_GOAL OF THE EXERCISE:_ Pull every line containing the word "JSON" from the records.

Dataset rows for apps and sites
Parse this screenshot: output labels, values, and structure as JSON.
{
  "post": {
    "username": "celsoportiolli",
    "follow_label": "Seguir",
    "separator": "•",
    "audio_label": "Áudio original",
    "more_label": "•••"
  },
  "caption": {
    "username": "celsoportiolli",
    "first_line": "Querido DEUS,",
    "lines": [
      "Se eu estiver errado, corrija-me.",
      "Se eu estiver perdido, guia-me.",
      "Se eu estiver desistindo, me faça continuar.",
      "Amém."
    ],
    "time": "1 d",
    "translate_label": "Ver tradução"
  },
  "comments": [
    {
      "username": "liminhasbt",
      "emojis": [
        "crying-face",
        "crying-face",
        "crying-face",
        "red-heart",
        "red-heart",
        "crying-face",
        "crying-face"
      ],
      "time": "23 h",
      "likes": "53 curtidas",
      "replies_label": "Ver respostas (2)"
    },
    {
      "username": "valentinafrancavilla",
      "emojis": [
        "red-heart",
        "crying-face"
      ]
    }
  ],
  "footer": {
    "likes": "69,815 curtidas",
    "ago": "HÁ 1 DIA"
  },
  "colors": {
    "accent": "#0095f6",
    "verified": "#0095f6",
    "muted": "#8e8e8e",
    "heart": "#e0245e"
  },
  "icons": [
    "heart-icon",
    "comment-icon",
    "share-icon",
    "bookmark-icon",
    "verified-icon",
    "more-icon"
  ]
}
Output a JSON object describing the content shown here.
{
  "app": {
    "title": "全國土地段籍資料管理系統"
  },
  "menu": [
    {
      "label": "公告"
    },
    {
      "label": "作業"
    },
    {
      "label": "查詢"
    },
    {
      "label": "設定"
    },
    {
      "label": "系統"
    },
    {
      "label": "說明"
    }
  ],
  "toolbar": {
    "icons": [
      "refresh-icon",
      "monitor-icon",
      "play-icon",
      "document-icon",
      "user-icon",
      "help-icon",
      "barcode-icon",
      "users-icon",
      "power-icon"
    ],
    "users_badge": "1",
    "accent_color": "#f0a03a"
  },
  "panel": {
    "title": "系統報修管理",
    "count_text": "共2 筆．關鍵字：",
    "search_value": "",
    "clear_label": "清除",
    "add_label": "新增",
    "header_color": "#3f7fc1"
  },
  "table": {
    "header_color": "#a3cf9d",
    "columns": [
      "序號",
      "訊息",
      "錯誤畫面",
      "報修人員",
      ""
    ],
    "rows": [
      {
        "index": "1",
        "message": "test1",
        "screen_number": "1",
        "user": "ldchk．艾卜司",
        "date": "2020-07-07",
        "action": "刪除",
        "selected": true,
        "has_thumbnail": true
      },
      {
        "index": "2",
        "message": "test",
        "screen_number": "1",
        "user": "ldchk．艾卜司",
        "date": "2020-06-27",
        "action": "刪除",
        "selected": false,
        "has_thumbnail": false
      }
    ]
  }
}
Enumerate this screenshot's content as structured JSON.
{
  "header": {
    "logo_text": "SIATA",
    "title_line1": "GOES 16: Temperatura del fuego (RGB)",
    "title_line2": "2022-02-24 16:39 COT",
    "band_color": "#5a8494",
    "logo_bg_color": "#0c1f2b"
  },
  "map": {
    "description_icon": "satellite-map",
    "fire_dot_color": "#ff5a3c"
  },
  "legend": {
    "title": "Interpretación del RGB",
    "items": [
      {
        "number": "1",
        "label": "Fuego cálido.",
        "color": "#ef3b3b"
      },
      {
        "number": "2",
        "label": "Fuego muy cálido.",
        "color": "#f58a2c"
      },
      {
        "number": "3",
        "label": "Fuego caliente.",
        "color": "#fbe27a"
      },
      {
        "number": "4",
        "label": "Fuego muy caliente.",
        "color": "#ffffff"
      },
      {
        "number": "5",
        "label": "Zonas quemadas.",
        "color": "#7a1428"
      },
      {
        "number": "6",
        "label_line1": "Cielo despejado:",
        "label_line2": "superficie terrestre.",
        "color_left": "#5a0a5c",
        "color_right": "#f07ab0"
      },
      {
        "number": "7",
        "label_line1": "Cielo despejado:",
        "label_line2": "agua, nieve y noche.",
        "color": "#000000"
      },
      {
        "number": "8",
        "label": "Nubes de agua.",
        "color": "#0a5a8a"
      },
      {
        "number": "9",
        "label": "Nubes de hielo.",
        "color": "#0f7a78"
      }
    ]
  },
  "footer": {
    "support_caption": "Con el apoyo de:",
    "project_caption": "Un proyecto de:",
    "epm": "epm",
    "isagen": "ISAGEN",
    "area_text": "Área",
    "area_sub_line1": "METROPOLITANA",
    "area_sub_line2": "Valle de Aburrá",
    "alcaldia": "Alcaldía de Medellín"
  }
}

_WRITTEN RESPONSE:_
Parse this screenshot: output labels, values, and structure as JSON.
Output a JSON object describing the content shown here.
Enumerate this screenshot's content as structured JSON.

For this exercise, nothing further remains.